§ ASSIGNMENT: Please go line by line through the material and copy each one containing the word "JSON".

§ STUDY MATERIAL:
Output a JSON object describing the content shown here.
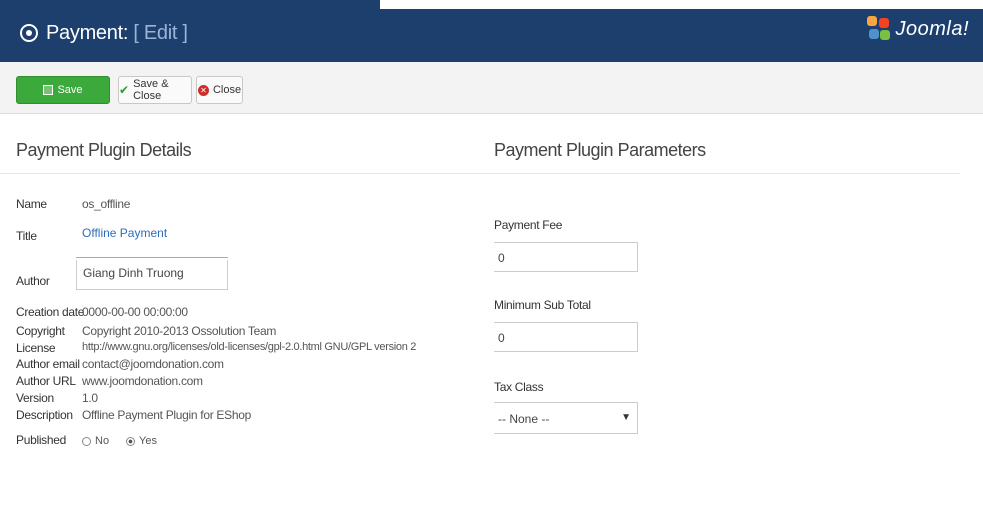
{
  "header": {
    "title": "Payment:",
    "subtitle": "[ Edit ]",
    "brand": "Joomla!"
  },
  "toolbar": {
    "save_label": "Save",
    "save_close_label": "Save & Close",
    "close_label": "Close"
  },
  "details": {
    "heading": "Payment Plugin Details",
    "name_label": "Name",
    "name_value": "os_offline",
    "title_label": "Title",
    "title_value": "Offline Payment",
    "author_label": "Author",
    "author_value": "Giang Dinh Truong",
    "creation_date_label": "Creation date",
    "creation_date_value": "0000-00-00 00:00:00",
    "copyright_label": "Copyright",
    "copyright_value": "Copyright 2010-2013 Ossolution Team",
    "license_label": "License",
    "license_value": "http://www.gnu.org/licenses/old-licenses/gpl-2.0.html GNU/GPL version 2",
    "author_email_label": "Author email",
    "author_email_value": "contact@joomdonation.com",
    "author_url_label": "Author URL",
    "author_url_value": "www.joomdonation.com",
    "version_label": "Version",
    "version_value": "1.0",
    "description_label": "Description",
    "description_value": "Offline Payment Plugin for EShop",
    "published_label": "Published",
    "published_options": [
      "No",
      "Yes"
    ],
    "published_selected": "Yes"
  },
  "parameters": {
    "heading": "Payment Plugin Parameters",
    "payment_fee_label": "Payment Fee",
    "payment_fee_value": "0",
    "min_subtotal_label": "Minimum Sub Total",
    "min_subtotal_value": "0",
    "tax_class_label": "Tax Class",
    "tax_class_selected": "-- None --"
  },
  "colors": {
    "header_bg": "#1c3f6e",
    "save_button": "#3ca93c",
    "link": "#2a6ebb"
  }
}
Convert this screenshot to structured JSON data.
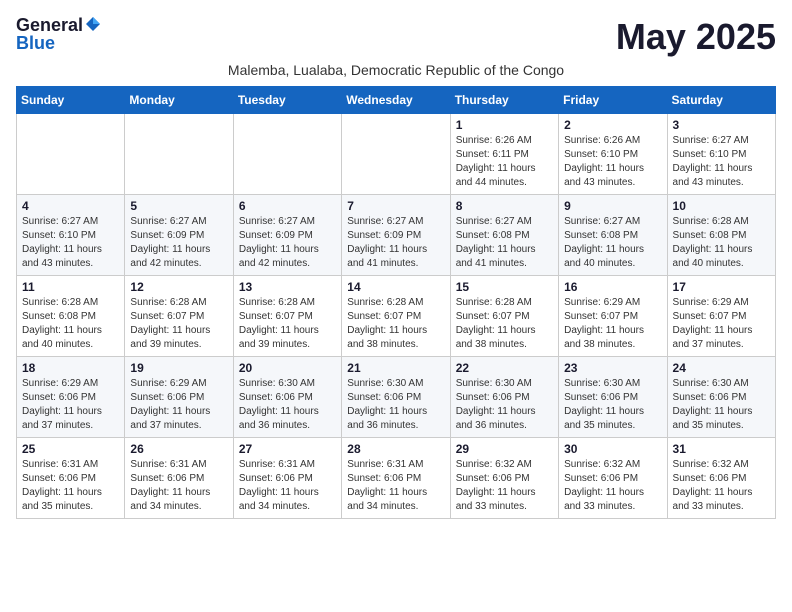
{
  "logo": {
    "general": "General",
    "blue": "Blue"
  },
  "title": "May 2025",
  "subtitle": "Malemba, Lualaba, Democratic Republic of the Congo",
  "weekdays": [
    "Sunday",
    "Monday",
    "Tuesday",
    "Wednesday",
    "Thursday",
    "Friday",
    "Saturday"
  ],
  "weeks": [
    [
      {
        "day": "",
        "info": ""
      },
      {
        "day": "",
        "info": ""
      },
      {
        "day": "",
        "info": ""
      },
      {
        "day": "",
        "info": ""
      },
      {
        "day": "1",
        "info": "Sunrise: 6:26 AM\nSunset: 6:11 PM\nDaylight: 11 hours and 44 minutes."
      },
      {
        "day": "2",
        "info": "Sunrise: 6:26 AM\nSunset: 6:10 PM\nDaylight: 11 hours and 43 minutes."
      },
      {
        "day": "3",
        "info": "Sunrise: 6:27 AM\nSunset: 6:10 PM\nDaylight: 11 hours and 43 minutes."
      }
    ],
    [
      {
        "day": "4",
        "info": "Sunrise: 6:27 AM\nSunset: 6:10 PM\nDaylight: 11 hours and 43 minutes."
      },
      {
        "day": "5",
        "info": "Sunrise: 6:27 AM\nSunset: 6:09 PM\nDaylight: 11 hours and 42 minutes."
      },
      {
        "day": "6",
        "info": "Sunrise: 6:27 AM\nSunset: 6:09 PM\nDaylight: 11 hours and 42 minutes."
      },
      {
        "day": "7",
        "info": "Sunrise: 6:27 AM\nSunset: 6:09 PM\nDaylight: 11 hours and 41 minutes."
      },
      {
        "day": "8",
        "info": "Sunrise: 6:27 AM\nSunset: 6:08 PM\nDaylight: 11 hours and 41 minutes."
      },
      {
        "day": "9",
        "info": "Sunrise: 6:27 AM\nSunset: 6:08 PM\nDaylight: 11 hours and 40 minutes."
      },
      {
        "day": "10",
        "info": "Sunrise: 6:28 AM\nSunset: 6:08 PM\nDaylight: 11 hours and 40 minutes."
      }
    ],
    [
      {
        "day": "11",
        "info": "Sunrise: 6:28 AM\nSunset: 6:08 PM\nDaylight: 11 hours and 40 minutes."
      },
      {
        "day": "12",
        "info": "Sunrise: 6:28 AM\nSunset: 6:07 PM\nDaylight: 11 hours and 39 minutes."
      },
      {
        "day": "13",
        "info": "Sunrise: 6:28 AM\nSunset: 6:07 PM\nDaylight: 11 hours and 39 minutes."
      },
      {
        "day": "14",
        "info": "Sunrise: 6:28 AM\nSunset: 6:07 PM\nDaylight: 11 hours and 38 minutes."
      },
      {
        "day": "15",
        "info": "Sunrise: 6:28 AM\nSunset: 6:07 PM\nDaylight: 11 hours and 38 minutes."
      },
      {
        "day": "16",
        "info": "Sunrise: 6:29 AM\nSunset: 6:07 PM\nDaylight: 11 hours and 38 minutes."
      },
      {
        "day": "17",
        "info": "Sunrise: 6:29 AM\nSunset: 6:07 PM\nDaylight: 11 hours and 37 minutes."
      }
    ],
    [
      {
        "day": "18",
        "info": "Sunrise: 6:29 AM\nSunset: 6:06 PM\nDaylight: 11 hours and 37 minutes."
      },
      {
        "day": "19",
        "info": "Sunrise: 6:29 AM\nSunset: 6:06 PM\nDaylight: 11 hours and 37 minutes."
      },
      {
        "day": "20",
        "info": "Sunrise: 6:30 AM\nSunset: 6:06 PM\nDaylight: 11 hours and 36 minutes."
      },
      {
        "day": "21",
        "info": "Sunrise: 6:30 AM\nSunset: 6:06 PM\nDaylight: 11 hours and 36 minutes."
      },
      {
        "day": "22",
        "info": "Sunrise: 6:30 AM\nSunset: 6:06 PM\nDaylight: 11 hours and 36 minutes."
      },
      {
        "day": "23",
        "info": "Sunrise: 6:30 AM\nSunset: 6:06 PM\nDaylight: 11 hours and 35 minutes."
      },
      {
        "day": "24",
        "info": "Sunrise: 6:30 AM\nSunset: 6:06 PM\nDaylight: 11 hours and 35 minutes."
      }
    ],
    [
      {
        "day": "25",
        "info": "Sunrise: 6:31 AM\nSunset: 6:06 PM\nDaylight: 11 hours and 35 minutes."
      },
      {
        "day": "26",
        "info": "Sunrise: 6:31 AM\nSunset: 6:06 PM\nDaylight: 11 hours and 34 minutes."
      },
      {
        "day": "27",
        "info": "Sunrise: 6:31 AM\nSunset: 6:06 PM\nDaylight: 11 hours and 34 minutes."
      },
      {
        "day": "28",
        "info": "Sunrise: 6:31 AM\nSunset: 6:06 PM\nDaylight: 11 hours and 34 minutes."
      },
      {
        "day": "29",
        "info": "Sunrise: 6:32 AM\nSunset: 6:06 PM\nDaylight: 11 hours and 33 minutes."
      },
      {
        "day": "30",
        "info": "Sunrise: 6:32 AM\nSunset: 6:06 PM\nDaylight: 11 hours and 33 minutes."
      },
      {
        "day": "31",
        "info": "Sunrise: 6:32 AM\nSunset: 6:06 PM\nDaylight: 11 hours and 33 minutes."
      }
    ]
  ]
}
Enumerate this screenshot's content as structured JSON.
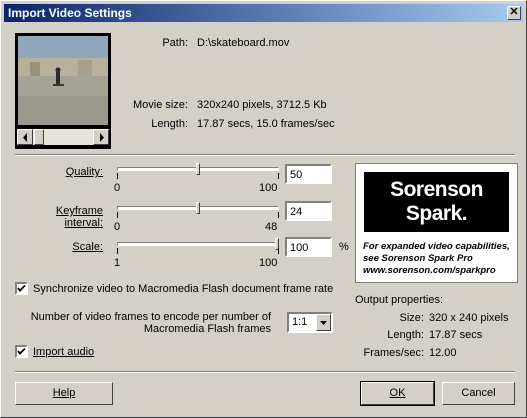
{
  "window": {
    "title": "Import Video Settings",
    "close_glyph": "✕"
  },
  "info": {
    "path_label": "Path:",
    "path_value": "D:\\skateboard.mov",
    "size_label": "Movie size:",
    "size_value": "320x240 pixels, 3712.5 Kb",
    "length_label": "Length:",
    "length_value": "17.87 secs, 15.0 frames/sec"
  },
  "quality": {
    "label": "Quality:",
    "value": "50",
    "min": "0",
    "max": "100",
    "level": 0.5
  },
  "keyframe": {
    "label": "Keyframe interval:",
    "value": "24",
    "min": "0",
    "max": "48",
    "level": 0.5
  },
  "scale": {
    "label": "Scale:",
    "value": "100",
    "min": "1",
    "max": "100",
    "unit": "%",
    "level": 1.0
  },
  "sync": {
    "label": "Synchronize video to Macromedia Flash document frame rate",
    "checked": true
  },
  "frames_ratio": {
    "label_line1": "Number of video frames to encode per number of",
    "label_line2": "Macromedia Flash frames",
    "selected": "1:1"
  },
  "import_audio": {
    "label": "Import audio",
    "checked": true
  },
  "logo": {
    "line1": "Sorenson",
    "line2": "Spark",
    "mark": ".",
    "info1": "For expanded video capabilities,",
    "info2": "see Sorenson Spark Pro",
    "info3": "www.sorenson.com/sparkpro"
  },
  "output": {
    "heading": "Output properties:",
    "size_label": "Size:",
    "size_value": "320 x 240 pixels",
    "length_label": "Length:",
    "length_value": "17.87 secs",
    "fps_label": "Frames/sec:",
    "fps_value": "12.00"
  },
  "buttons": {
    "help": "Help",
    "ok": "OK",
    "cancel": "Cancel"
  },
  "icons": {
    "close": "close-icon",
    "scroll_left": "arrow-left-icon",
    "scroll_right": "arrow-right-icon",
    "dropdown": "chevron-down-icon",
    "check": "checkmark-icon"
  }
}
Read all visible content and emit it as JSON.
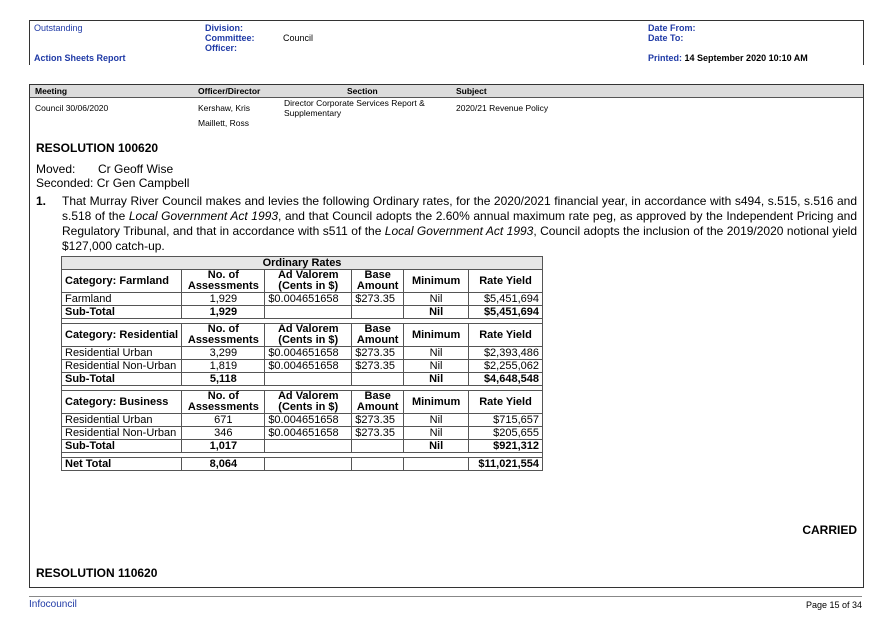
{
  "header": {
    "outstanding": "Outstanding",
    "report_name": "Action Sheets Report",
    "division_label": "Division:",
    "committee_label": "Committee:",
    "committee_value": "Council",
    "officer_label": "Officer:",
    "date_from_label": "Date From:",
    "date_to_label": "Date To:",
    "printed_label": "Printed:",
    "printed_value": "14 September 2020 10:10 AM"
  },
  "columns": {
    "meeting": "Meeting",
    "officer": "Officer/Director",
    "section": "Section",
    "subject": "Subject"
  },
  "item": {
    "meeting": "Council 30/06/2020",
    "officer1": "Kershaw, Kris",
    "officer2": "Maillett, Ross",
    "section": "Director Corporate Services Report & Supplementary",
    "subject": "2020/21 Revenue Policy"
  },
  "resolution": {
    "number": "RESOLUTION 100620",
    "moved_label": "Moved:",
    "moved_value": "Cr Geoff Wise",
    "seconded_label": "Seconded:",
    "seconded_value": "Cr Gen Campbell",
    "para_num": "1.",
    "para_part1": "That Murray River Council makes and levies the following Ordinary rates, for the 2020/2021 financial year, in accordance with s494, s.515, s.516 and s.518 of the ",
    "para_italic1": "Local Government Act 1993",
    "para_part2": ", and that Council adopts the 2.60% annual maximum rate peg, as approved by the Independent Pricing and Regulatory Tribunal, and that in accordance with s511 of the ",
    "para_italic2": "Local Government Act 1993",
    "para_part3": ", Council adopts the inclusion of the 2019/2020 notional yield $127,000 catch-up.",
    "carried": "CARRIED",
    "next_number": "RESOLUTION 110620"
  },
  "table": {
    "title": "Ordinary Rates",
    "h_assess": "No. of Assessments",
    "h_advalorem": "Ad Valorem (Cents in $)",
    "h_base": "Base Amount",
    "h_min": "Minimum",
    "h_yield": "Rate Yield",
    "farm": {
      "cat": "Category: Farmland",
      "rows": [
        {
          "name": "Farmland",
          "n": "1,929",
          "av": "$0.004651658",
          "base": "$273.35",
          "min": "Nil",
          "yield": "$5,451,694"
        }
      ],
      "sub": {
        "name": "Sub-Total",
        "n": "1,929",
        "min": "Nil",
        "yield": "$5,451,694"
      }
    },
    "res": {
      "cat": "Category: Residential",
      "rows": [
        {
          "name": "Residential Urban",
          "n": "3,299",
          "av": "$0.004651658",
          "base": "$273.35",
          "min": "Nil",
          "yield": "$2,393,486"
        },
        {
          "name": "Residential Non-Urban",
          "n": "1,819",
          "av": "$0.004651658",
          "base": "$273.35",
          "min": "Nil",
          "yield": "$2,255,062"
        }
      ],
      "sub": {
        "name": "Sub-Total",
        "n": "5,118",
        "min": "Nil",
        "yield": "$4,648,548"
      }
    },
    "bus": {
      "cat": "Category: Business",
      "rows": [
        {
          "name": "Residential Urban",
          "n": "671",
          "av": "$0.004651658",
          "base": "$273.35",
          "min": "Nil",
          "yield": "$715,657"
        },
        {
          "name": "Residential Non-Urban",
          "n": "346",
          "av": "$0.004651658",
          "base": "$273.35",
          "min": "Nil",
          "yield": "$205,655"
        }
      ],
      "sub": {
        "name": "Sub-Total",
        "n": "1,017",
        "min": "Nil",
        "yield": "$921,312"
      }
    },
    "net": {
      "name": "Net Total",
      "n": "8,064",
      "yield": "$11,021,554"
    }
  },
  "footer": {
    "brand": "Infocouncil",
    "page": "Page 15 of 34"
  }
}
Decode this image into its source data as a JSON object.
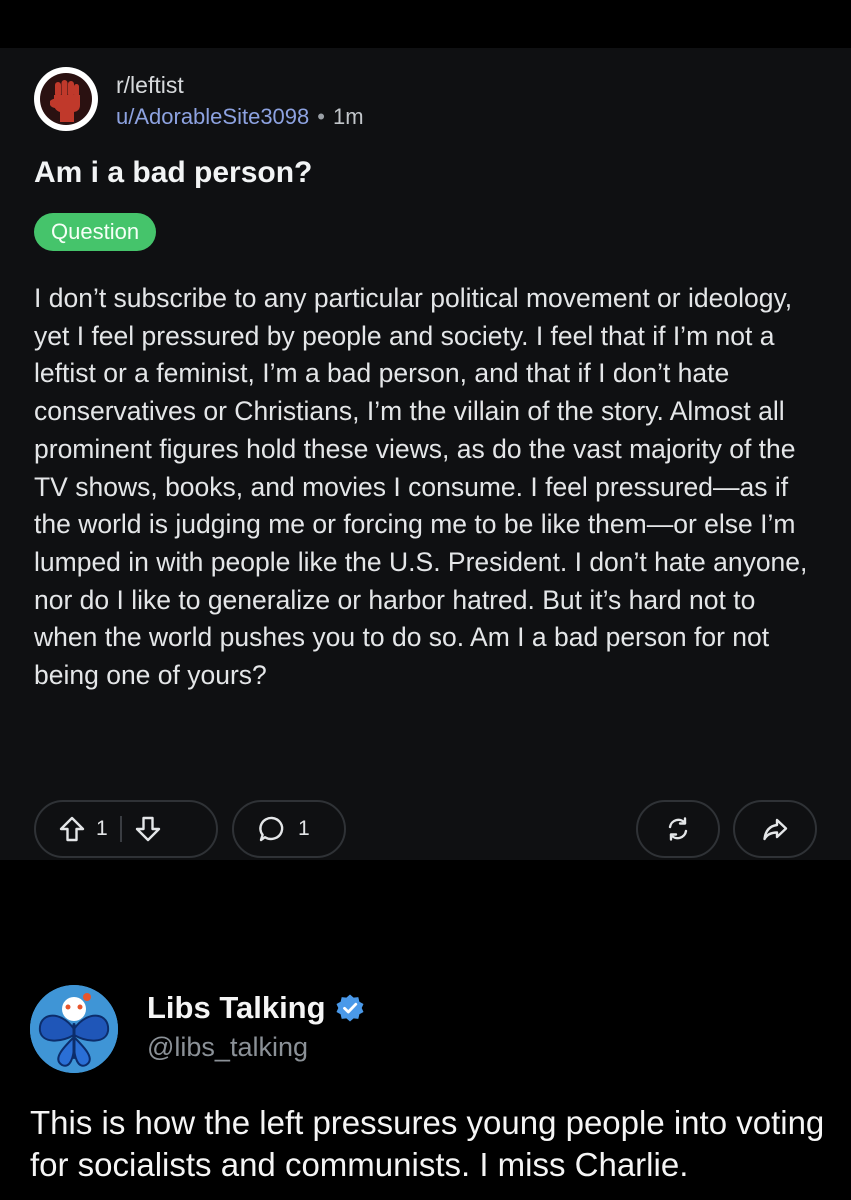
{
  "post": {
    "subreddit": "r/leftist",
    "username": "u/AdorableSite3098",
    "separator": "•",
    "time": "1m",
    "title": "Am i a bad person?",
    "flair": "Question",
    "body": "I don’t subscribe to any particular political movement or ideology, yet I feel pressured by people and society. I feel that if I’m not a leftist or a feminist, I’m a bad person, and that if I don’t hate conservatives or Christians, I’m the villain of the story. Almost all prominent figures hold these views, as do the vast majority of the TV shows, books, and movies I consume. I feel pressured—as if the world is judging me or forcing me to be like them—or else I’m lumped in with people like the U.S. President. I don’t hate anyone, nor do I like to generalize or harbor hatred. But it’s hard not to when the world pushes you to do so. Am I a bad person for not being one of yours?",
    "upvotes": "1",
    "comments": "1",
    "colors": {
      "flair": "#45c46b",
      "username": "#8da2e0",
      "card": "#0f1012"
    },
    "icons": [
      "upvote-icon",
      "downvote-icon",
      "comment-icon",
      "crosspost-icon",
      "share-icon"
    ]
  },
  "tweet": {
    "display_name": "Libs Talking",
    "handle": "@libs_talking",
    "text": "This is how the left pressures young people into voting for socialists and communists. I miss Charlie.",
    "colors": {
      "verified": "#4a99e9"
    }
  }
}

§ WRITTEN RESPONSE:
Output a JSON object describing the content shown here.
Convert this screenshot to structured JSON data.
Enumerate this screenshot's content as structured JSON.
Read all visible content and emit it as JSON.
Decode this image into its source data as a JSON object.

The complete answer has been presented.